When Justin Tschetter was in eighth grade, he was in love with football. Simply put, it was his whole life and nothing else mattered.
If you told Tschetter he would eventually grow weary of the six-day-a-week grind by the end of high school, he’d dismiss the person and the notion with a wave of his hand.
Yet that’s the position Tschetter finds himself in as his Carson High football career winds down. Despite leading the team in tackles with 59 heading into Friday’s game at Damonte Ranch, Tschetter, barring a miracle, will say adios to the sport when the Senators finish their playoff run.
Injuries have played a role in his decision. He has fought toe and neck injuries this year, and he just doesn’t possess the fire he once had for the sport.

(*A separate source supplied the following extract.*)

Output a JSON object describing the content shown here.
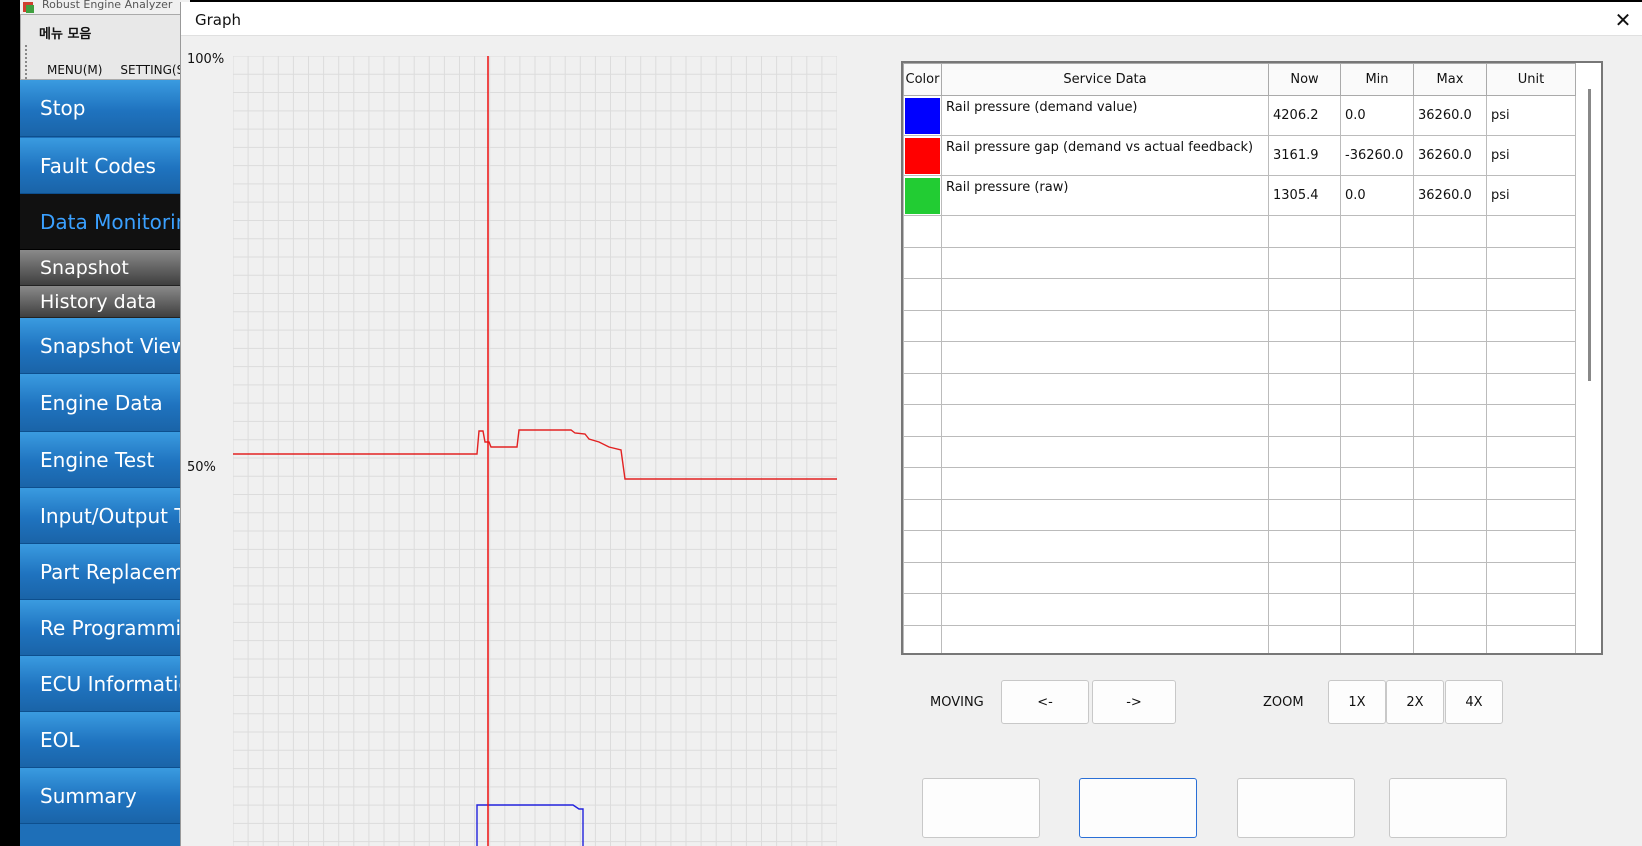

“It took me two weeks to recover from my neck injury last year,” Tschetter said before Tuesday’s practice. “That took its toll on me. Having just one day off every week, you have to give up so much. Playing football in college is a whole other level, and I’d have to give up even up even more than I’m giving up now. It’s much more of a commitment level.”
Tschetter is looking to enter the military after graduation. His first choice is the Marine Corps.

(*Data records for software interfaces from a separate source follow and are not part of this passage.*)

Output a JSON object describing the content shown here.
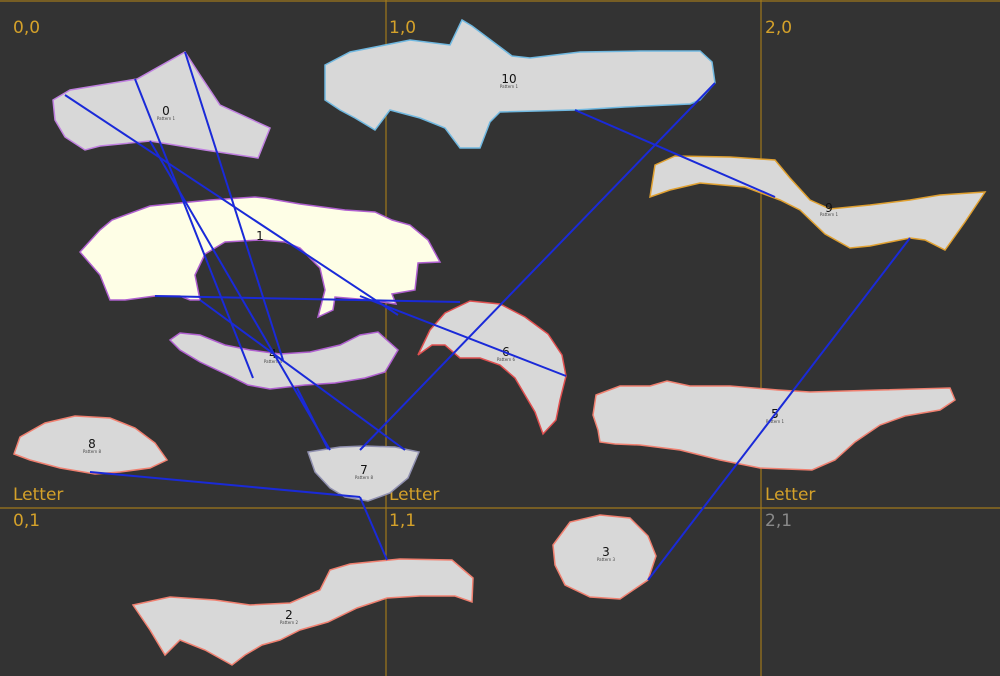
{
  "colors": {
    "background": "#333333",
    "grid": "#a0781c",
    "label": "#d4a12a",
    "label_dim": "#8a8a8a",
    "piece_fill": "#d8d8d8",
    "piece_selected_fill": "#fefee6",
    "connector": "#1a2ad8"
  },
  "cells": [
    {
      "label": "0,0",
      "dim": false
    },
    {
      "label": "1,0",
      "dim": false
    },
    {
      "label": "2,0",
      "dim": false
    },
    {
      "label": "0,1",
      "dim": false
    },
    {
      "label": "1,1",
      "dim": false
    },
    {
      "label": "2,1",
      "dim": true
    }
  ],
  "page_labels": [
    "Letter",
    "Letter",
    "Letter"
  ],
  "pieces": [
    {
      "id": "0",
      "sub": "Pattern 1",
      "selected": false
    },
    {
      "id": "10",
      "sub": "Pattern 1",
      "selected": false
    },
    {
      "id": "9",
      "sub": "Pattern 1",
      "selected": false
    },
    {
      "id": "1",
      "sub": "",
      "selected": true
    },
    {
      "id": "4",
      "sub": "Pattern 4",
      "selected": false
    },
    {
      "id": "6",
      "sub": "Pattern 6",
      "selected": false
    },
    {
      "id": "5",
      "sub": "Pattern 1",
      "selected": false
    },
    {
      "id": "8",
      "sub": "Pattern 8",
      "selected": false
    },
    {
      "id": "7",
      "sub": "Pattern 8",
      "selected": false
    },
    {
      "id": "3",
      "sub": "Pattern 3",
      "selected": false
    },
    {
      "id": "2",
      "sub": "Pattern 2",
      "selected": false
    }
  ]
}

“It’s a better fit for me,” he said. “They have a wider variety of things you get to do.”
Until then, he’s going to give it his all and extend the Senators’ season as long as he can.
“We have two bad losses this season (Reno and Reed),” Tschetter said. “I’d like to go out proving to people that we’re a lot better team than we showed earlier this year against those schools. There have been some low points and there have been some high points.
“I felt like I’ve contributed pretty well to the team so far.”
Injuries kept him out of the 56-0 win over North Valleys, and Tschetter said if the game and opponent had been bigger, he probably would have played.
Statistically, the losses to Reno and Reed were Tschetter’s two best games this year. He piled up 14 tackles in the loss to Reno, and added a career-best 17 stops in the 47-41 loss to Reed.
“Definitely the Reed game has been my best,” Tschetter said. “I thought we really came together as a team (in the second half).”
One thing is certain, Tschetter has brought a certain toughness to the game. He started the season at outside linebacker, but moved to the inside the second week of the season
“The position move was more to help our team,” Tschetter said. “It was good for me as far as helping the team.”
There aren’t many 215-pound linebackers in northern Nevada who can run and are physical like Tschetter.
“He’s been a very solid middle linebacker,” Carson defensive coordinator Steve Dilley said. “He is more effective for us inside the box. He is a big guy and he comes downhill hard. At middle linebacker, you don’t have to make as many adjustments.”
“He has all the tools,” linebacker coach Shane Quilling said. “He’s tough and fast, and he can be very physical. He has all the tools you are looking for in a linebacker.”